The Eight Simple Evaluations

Again, we can see subtle conflicts in techniques of Evaluation between Characters that are compatible at other levels. For the first time, we can see the tension that as an audience we feel between Darth and the Empire in the “Board Room” scene on the Death Star where Darth constricts the breathing of the general he is “bickering” with. The general says to Darth, “…your sorcerer ways have not helped you conjure up the missing plans…”, essentially arguing against Intuition.

Looking at Luke, we note that in his dinner table discussion with Uncle Owen he argues his point that he should be allowed to leave with Information: the new droids are working out, all his friends are at the academy, etc. Another example is the moment Luke bursts into Leia’s cell to release her. Rather than use any other technique, he describes the situation to her simply by imparting information: “I’m Luke Skywalker. I’m here to rescue you. I’m here with Ben Kenobi.”

Obi Wan, on the other hand, relies on Guesswork when the Millennium Falcon is chasing the lone imperial fighter after coming out of hyperspace. He sees the supposed moon, and guesses, “It’s a space station!”

Han is completely Outcome oriented, “I’m just in this for the reward, sister!”, and is thereby again in conflict with Leia as Intent: “If money is all you care about, then that’s what you’ll receive.”

Chewy can be seen to focus on Means, when he refuses to don the binders for Luke’s plan to rescue Leia.

C3PO is always evaluating impact: ” We’ll be sent to the spice mines of Kessel”, and, “I suggest a different strategy R2… Let the Wookie win.”

R2, as noted, does not represent a manner of evaluation. We can see by the feel of his Character that he is motivated and has a method, but he never evaluates anything for himself, you just point him and he goes.

Once again, since Star Wars is an action oriented story, the techniques of Evaluation were not as developed as Motivation and Method.

Sixteen Evaluations

As with the previous two levels of Character, the Eight Simple Evaluations can be divided into sixteen evaluations. In Motivation we had Action and Decision aspects, in Method we had Attitude and Approach. In Evaluation we have Passive and Active.



The Calculating Character sees data as Expectations wherein an unbroken chain of relationships that leads to a conclusion.


To form an Expectation, Calculation develops Theories.



The Intuitive Character sees the pattern of her observations in the form of a Determination.


To arrive at a Determination, Intuitive makes Hunches.



The Character who revolves around Information will entertain in her deliberations only definitive packets of data she sees as Proven.


For something to be Proven, the Information Character will institute a Test.



Guesswork will consider even data that is, as of yet, Unproven.
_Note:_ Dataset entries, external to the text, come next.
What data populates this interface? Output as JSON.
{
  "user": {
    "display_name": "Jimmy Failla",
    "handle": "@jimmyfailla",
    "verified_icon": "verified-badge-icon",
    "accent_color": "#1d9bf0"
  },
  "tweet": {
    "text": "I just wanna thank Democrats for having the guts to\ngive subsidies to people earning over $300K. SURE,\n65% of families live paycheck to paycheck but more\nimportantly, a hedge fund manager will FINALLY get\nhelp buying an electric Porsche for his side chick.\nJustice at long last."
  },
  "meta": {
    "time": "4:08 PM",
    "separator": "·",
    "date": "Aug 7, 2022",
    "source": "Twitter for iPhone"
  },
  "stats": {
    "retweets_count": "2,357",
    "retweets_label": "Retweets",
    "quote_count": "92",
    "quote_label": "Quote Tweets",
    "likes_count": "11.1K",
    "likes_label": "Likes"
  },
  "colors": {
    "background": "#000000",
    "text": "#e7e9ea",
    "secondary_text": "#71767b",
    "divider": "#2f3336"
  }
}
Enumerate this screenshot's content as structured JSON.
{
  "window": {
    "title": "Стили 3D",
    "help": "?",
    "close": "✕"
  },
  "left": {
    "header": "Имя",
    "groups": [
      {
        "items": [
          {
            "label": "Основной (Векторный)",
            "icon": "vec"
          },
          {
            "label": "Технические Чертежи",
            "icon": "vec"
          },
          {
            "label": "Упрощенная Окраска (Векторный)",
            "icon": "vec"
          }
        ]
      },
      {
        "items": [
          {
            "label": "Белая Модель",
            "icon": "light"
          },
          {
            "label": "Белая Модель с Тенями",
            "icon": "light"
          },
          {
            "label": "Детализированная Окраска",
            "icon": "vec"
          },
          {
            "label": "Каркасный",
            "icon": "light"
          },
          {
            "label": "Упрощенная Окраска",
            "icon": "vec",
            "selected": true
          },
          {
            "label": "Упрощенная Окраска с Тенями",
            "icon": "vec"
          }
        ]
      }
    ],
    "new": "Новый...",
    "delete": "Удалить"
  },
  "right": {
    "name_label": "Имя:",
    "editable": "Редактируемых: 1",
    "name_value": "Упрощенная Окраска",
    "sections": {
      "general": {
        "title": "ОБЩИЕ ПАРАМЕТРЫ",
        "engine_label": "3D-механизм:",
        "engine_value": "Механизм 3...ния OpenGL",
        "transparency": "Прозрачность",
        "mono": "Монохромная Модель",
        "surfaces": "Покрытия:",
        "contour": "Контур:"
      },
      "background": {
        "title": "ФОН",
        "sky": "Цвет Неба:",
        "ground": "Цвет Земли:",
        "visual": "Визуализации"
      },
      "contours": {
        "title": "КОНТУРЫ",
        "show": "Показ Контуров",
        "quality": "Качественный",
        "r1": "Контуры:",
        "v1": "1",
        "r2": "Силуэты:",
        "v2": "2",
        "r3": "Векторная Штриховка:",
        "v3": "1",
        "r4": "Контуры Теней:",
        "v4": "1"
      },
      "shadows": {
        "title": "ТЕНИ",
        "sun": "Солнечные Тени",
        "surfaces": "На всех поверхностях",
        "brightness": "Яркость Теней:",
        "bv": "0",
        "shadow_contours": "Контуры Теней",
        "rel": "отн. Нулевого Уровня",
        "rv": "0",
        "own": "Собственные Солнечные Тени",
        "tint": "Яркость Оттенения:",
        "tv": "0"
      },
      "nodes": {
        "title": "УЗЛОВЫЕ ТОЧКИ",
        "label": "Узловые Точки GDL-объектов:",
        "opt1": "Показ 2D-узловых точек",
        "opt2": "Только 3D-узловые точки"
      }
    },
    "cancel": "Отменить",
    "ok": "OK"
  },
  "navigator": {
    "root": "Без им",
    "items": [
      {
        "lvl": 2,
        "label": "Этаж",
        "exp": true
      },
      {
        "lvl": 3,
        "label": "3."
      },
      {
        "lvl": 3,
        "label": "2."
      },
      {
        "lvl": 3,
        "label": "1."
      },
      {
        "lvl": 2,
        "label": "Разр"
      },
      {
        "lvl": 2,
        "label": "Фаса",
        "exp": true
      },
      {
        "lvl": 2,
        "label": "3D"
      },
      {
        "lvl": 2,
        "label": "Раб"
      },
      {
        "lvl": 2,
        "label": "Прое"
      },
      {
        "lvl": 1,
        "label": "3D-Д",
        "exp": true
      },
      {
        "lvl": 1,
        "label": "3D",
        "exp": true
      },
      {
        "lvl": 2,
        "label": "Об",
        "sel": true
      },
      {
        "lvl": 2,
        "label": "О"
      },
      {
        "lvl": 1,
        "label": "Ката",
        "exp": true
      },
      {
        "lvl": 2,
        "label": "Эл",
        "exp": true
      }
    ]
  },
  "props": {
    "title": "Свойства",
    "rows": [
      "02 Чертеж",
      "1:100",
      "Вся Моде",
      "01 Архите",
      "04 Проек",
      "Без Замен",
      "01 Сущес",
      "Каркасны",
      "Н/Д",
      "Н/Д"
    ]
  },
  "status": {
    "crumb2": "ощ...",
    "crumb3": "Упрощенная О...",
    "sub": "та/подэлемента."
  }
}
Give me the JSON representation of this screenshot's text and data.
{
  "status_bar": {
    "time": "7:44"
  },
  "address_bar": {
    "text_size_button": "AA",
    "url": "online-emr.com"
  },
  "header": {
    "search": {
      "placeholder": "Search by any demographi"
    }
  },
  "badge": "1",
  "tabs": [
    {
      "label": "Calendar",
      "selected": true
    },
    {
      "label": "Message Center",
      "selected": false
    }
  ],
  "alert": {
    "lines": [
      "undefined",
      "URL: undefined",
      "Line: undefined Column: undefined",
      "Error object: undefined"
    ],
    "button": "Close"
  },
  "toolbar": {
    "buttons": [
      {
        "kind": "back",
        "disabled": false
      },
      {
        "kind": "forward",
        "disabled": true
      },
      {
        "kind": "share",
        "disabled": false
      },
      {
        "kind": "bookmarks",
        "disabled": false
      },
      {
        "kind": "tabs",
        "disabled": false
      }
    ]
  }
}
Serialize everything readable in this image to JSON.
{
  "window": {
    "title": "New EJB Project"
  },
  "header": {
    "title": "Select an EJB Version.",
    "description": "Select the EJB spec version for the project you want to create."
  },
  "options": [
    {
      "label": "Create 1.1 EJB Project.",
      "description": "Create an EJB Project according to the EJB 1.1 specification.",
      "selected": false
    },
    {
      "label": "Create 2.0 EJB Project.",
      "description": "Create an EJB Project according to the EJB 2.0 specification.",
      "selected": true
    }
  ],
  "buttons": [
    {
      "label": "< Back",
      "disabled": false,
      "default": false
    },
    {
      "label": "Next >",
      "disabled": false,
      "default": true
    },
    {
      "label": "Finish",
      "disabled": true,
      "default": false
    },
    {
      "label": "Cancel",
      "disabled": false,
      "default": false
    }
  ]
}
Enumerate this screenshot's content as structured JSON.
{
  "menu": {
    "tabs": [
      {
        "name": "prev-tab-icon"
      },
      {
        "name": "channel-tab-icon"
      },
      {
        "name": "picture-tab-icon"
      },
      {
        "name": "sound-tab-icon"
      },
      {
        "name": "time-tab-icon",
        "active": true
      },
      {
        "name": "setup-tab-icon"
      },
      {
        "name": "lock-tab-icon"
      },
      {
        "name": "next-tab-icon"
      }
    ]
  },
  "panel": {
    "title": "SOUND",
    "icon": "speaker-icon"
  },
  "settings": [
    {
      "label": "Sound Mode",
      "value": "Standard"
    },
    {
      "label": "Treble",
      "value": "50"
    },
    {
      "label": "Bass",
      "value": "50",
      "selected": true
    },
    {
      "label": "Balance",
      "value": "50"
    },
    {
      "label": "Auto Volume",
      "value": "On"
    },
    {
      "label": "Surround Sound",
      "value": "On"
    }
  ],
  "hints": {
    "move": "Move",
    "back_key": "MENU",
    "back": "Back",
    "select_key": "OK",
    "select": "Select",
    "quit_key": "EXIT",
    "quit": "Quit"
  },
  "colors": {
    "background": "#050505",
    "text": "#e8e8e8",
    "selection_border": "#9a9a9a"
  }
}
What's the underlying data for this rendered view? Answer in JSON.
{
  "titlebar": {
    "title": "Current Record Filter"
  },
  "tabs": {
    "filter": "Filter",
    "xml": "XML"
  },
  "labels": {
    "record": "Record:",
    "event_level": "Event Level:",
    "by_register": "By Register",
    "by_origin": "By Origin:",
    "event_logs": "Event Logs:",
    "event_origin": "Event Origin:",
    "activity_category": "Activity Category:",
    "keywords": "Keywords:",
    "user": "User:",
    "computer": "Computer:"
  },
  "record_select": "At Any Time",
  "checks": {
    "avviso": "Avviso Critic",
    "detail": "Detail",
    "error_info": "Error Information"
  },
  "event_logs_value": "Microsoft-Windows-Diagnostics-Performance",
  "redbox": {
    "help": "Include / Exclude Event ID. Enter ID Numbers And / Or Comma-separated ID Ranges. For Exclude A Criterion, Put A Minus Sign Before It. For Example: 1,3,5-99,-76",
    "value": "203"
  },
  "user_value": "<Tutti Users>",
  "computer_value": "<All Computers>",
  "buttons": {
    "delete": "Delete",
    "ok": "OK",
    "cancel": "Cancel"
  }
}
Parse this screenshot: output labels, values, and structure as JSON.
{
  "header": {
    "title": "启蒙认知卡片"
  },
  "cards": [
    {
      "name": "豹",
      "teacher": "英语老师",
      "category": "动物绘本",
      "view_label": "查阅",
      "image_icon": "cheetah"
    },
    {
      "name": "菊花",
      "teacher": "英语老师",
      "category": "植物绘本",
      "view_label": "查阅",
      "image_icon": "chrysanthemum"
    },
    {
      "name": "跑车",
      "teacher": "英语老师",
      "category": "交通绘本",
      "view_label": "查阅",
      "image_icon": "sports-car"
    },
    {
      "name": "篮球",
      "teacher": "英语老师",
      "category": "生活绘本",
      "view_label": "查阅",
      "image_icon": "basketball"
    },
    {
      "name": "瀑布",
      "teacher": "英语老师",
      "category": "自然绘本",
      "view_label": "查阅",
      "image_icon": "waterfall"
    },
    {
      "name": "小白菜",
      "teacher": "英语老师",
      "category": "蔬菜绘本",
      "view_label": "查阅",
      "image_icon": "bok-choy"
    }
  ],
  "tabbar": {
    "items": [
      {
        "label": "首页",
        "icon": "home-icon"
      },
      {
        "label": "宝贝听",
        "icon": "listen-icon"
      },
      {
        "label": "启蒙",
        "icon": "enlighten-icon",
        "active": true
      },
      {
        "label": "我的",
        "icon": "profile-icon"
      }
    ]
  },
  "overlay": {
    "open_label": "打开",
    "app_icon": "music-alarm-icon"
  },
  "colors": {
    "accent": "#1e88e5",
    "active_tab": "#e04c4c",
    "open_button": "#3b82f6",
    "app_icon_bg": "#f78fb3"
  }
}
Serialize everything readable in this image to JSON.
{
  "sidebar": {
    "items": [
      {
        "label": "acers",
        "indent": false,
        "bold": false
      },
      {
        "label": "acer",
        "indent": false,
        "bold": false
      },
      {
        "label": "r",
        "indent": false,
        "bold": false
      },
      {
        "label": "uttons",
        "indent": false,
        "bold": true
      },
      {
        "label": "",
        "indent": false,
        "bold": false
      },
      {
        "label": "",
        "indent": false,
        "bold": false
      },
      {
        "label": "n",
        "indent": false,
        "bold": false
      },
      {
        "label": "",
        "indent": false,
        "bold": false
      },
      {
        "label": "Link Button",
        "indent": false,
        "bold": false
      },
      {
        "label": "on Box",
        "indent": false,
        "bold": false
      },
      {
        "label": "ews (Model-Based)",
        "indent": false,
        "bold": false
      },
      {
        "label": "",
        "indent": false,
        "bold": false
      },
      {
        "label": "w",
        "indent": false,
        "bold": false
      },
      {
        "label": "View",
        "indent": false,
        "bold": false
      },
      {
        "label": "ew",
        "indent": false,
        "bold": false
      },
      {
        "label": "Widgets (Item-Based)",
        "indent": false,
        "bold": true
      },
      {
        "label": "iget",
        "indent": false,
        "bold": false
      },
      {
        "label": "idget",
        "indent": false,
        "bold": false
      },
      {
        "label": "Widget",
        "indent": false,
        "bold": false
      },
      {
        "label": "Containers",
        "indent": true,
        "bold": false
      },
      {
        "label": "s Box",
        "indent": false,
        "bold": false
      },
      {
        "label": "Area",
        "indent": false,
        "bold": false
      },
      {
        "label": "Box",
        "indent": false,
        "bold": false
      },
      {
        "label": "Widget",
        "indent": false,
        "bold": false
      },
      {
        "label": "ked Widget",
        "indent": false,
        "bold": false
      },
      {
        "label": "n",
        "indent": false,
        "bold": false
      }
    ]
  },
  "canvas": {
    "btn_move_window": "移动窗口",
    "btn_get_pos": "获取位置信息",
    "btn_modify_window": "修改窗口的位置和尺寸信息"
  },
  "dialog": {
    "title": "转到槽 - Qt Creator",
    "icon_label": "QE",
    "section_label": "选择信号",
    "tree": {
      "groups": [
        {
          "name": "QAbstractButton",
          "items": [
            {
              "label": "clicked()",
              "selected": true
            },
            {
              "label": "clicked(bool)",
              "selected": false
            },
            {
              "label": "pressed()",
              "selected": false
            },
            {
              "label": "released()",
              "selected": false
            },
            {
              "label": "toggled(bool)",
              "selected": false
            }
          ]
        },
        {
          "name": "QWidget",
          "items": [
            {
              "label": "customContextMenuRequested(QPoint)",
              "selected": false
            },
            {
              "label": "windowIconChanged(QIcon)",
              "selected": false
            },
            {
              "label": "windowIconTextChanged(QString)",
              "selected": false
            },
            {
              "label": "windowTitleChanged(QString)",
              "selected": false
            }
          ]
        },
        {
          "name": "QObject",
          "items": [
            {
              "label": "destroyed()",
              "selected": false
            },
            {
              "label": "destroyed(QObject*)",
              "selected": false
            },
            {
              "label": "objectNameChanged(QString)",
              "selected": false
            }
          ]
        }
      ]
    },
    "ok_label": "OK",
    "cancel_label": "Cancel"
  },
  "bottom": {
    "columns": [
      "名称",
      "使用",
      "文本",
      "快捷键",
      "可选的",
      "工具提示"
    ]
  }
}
The system she uses that allows her to accept Unproven data is to Trust.



The Outcome measuring Character observes the Results of an effort.


To see the Results, she looks toward the Ending of the Effort.



Measuring Impact, a Character looks at the actual Effects of an effort, as opposed to how well it met its charter.


To determine the Effect, the Impact Character examines how Accurately the ramifications of the effort confine themselves to the targeted goal.



Means is determined by looking at the Process employed in an effort.


Just as Impact examined Effects in terms of Accuracy, Means examines Process in terms of the Unending aspects of its nature. In essence, Effects are measured by how much they spill over the intended goal, and Process is evaluated by how much of it continues past the intended point of conclusion.



When a Character measures Intent, she is concerned with the Cause behind the effort.


She looks at the aspects of the Cause that do Not Accurately reflect the scope of the goal.

Let’s look at these sixteen evaluation techniques in Quad form.

As before, these four groupings constitute the dynamic Quads of the Evaluation Set, and are subject to the same DRAMATICA rules as the characteristic and method sets.

Since all good things come in Quads, and since we have so far explored three sets of Character traits, we might expect a final set to round out that Quad as well. DRAMATICA calls that final set of characteristics, Purposes.